The legions of kids who click onto Ryan ToysReview are able to have what amounts to a virtual play date with its namesake, tagging along as he treks through Legoland Japan, meets Sponge Bob and tries out assorted toys and activities. Last year, Ryan–whose family will not share his last name – was the youngest on Forbes’ list of the highest-paid YouTube personalities, generating an estimated $11 million in 2017.
Now, starting in August, kids will have a chance to buy toys and T-shirts that Ryan picked or helped design. It’s the first time that a child YouTube star has created their own line of clothing and toys, Walmart says.

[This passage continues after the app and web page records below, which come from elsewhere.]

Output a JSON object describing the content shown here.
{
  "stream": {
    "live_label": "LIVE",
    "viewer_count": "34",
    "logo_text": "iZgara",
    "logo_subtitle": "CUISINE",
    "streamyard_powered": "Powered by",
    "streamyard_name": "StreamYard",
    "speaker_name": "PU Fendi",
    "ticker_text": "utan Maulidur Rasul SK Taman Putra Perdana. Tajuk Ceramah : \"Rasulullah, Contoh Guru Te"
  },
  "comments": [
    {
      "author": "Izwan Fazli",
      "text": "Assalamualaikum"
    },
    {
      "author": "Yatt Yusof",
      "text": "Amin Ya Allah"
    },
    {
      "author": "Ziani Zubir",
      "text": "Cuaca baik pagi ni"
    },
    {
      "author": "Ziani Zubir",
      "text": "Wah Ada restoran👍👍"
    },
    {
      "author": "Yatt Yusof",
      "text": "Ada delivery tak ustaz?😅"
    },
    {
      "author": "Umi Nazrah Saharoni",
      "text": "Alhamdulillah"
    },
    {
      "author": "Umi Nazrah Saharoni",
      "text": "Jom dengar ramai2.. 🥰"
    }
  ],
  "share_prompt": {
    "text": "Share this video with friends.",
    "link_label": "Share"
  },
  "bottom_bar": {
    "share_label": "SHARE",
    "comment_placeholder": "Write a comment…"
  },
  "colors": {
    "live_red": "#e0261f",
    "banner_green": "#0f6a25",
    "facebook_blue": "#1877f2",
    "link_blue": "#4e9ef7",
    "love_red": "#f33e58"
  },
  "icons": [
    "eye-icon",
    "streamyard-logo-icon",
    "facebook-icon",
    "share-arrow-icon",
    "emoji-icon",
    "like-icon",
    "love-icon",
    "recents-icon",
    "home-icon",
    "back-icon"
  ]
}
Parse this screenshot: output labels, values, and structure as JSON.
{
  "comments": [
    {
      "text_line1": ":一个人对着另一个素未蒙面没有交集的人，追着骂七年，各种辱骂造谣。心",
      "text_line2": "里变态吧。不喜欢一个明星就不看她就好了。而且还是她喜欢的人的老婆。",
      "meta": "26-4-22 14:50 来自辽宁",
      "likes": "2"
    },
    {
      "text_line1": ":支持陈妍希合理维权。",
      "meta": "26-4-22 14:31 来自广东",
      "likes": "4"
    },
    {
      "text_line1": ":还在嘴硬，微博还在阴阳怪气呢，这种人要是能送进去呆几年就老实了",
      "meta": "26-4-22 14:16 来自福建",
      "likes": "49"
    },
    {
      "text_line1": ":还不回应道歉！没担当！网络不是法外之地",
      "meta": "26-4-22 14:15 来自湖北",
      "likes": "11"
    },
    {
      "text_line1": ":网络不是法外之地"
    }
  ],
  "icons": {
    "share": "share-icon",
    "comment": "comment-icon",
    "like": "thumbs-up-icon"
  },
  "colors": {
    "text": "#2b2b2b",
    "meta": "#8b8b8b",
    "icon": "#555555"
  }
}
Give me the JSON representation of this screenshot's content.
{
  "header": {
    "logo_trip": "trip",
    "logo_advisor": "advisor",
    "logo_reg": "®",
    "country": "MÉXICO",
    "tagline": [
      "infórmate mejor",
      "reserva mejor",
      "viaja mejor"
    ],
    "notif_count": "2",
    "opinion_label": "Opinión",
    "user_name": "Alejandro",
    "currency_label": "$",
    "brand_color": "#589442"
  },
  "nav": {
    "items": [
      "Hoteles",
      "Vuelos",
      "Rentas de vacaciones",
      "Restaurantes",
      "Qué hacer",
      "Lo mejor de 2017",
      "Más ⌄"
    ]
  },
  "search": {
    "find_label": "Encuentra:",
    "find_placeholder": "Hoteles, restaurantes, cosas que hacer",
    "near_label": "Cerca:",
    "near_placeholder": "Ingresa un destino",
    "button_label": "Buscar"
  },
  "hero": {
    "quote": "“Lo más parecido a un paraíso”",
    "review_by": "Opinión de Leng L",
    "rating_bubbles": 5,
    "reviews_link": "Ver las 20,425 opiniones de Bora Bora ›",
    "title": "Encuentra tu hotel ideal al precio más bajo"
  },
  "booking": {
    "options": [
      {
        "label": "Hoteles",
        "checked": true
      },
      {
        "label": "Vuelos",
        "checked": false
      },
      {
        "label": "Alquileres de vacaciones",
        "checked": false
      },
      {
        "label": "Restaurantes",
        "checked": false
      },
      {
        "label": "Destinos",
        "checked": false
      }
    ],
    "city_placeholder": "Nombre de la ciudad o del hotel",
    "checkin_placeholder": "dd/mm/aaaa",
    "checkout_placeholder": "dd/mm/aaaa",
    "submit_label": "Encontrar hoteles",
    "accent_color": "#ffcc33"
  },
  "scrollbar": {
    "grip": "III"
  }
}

Nordstrom is also putting an influencer-created collection on its shelves. Last September, the retailer collaborated with popular lifestyle and fashion blog Something Navy to offer a capsule collection of clothing, shoes and accessories. The line, Treasure & Bond x SomethingNavy, sold so well that the upscale department store chain says it will now offer a new Something Navy brand this fall.
Charnas, the woman behind Something Navy, has more than 1 million followers on Instagram alone, and Nordstrom is counting on learning a lot from the ready-made focus group that she has at her fingertips.
“Arielle has been sharing different elements of the brand, including fabric swatches, color inspiration and sketches, with her followers for feedback,” Nordstrom said in a statement. “We’re listening to what they’re saying and are referencing their responses as we design the brand. … Arielle has developed a strong following and we’re hoping the synergy between both our brand and the Something Navy audience will introduce new customers to Nordstrom.”
In addition to driving traffic toward a particular store or brand, influencers also create content, whether it’s photos on Instagram, a video on YouTube or musings on a blog, that companies can reuse, Kline says.
“This content is quite valuable” to a retailer or other company, he says. “You’re getting these eyeballs, but also content which you can repurpose in other marketing materials.”
And it might be easier to assess the value of an influencer’s impact than that of a celebrity ambassador who lends their face to a TV ad.
“One thing for sure is that influencers provide statistics and evidence of click-throughs, sales, likes and engagement rates,” says Louise Roe, a TV host and lifestyle blogger who has worked with a mix of brands and retailers including Macy’s and Jimmy Choo. “So a company can really track their investment. The impact of a star on a billboard is harder to measure with such accuracy.”
Paid posts may be suspect to some shoppers, who increasingly want to see a real connection between influencers and the products they promote. Roe says that she discloses such arrangements and tries “to keep a balance between sponsored and nonsponsored content.”
Last year, Target turned to a group of young teens and tweens to help it design its Gen Z focused clothing line, Art Class. The retailer also works with social media mavens to build connections with shoppers.
“Influencers are an important part of how we reach our guests, but our focus is on investing in relationships, not transactions,” says Rick Gomez, Target’s chief marketing officer. “That means working directly with influencers who understand and love our brand and who can connect authentically with our guests on Target’s behalf. We also closely measure the work we do with influencers to ensure it’s effective in helping achieve the goals we establish.”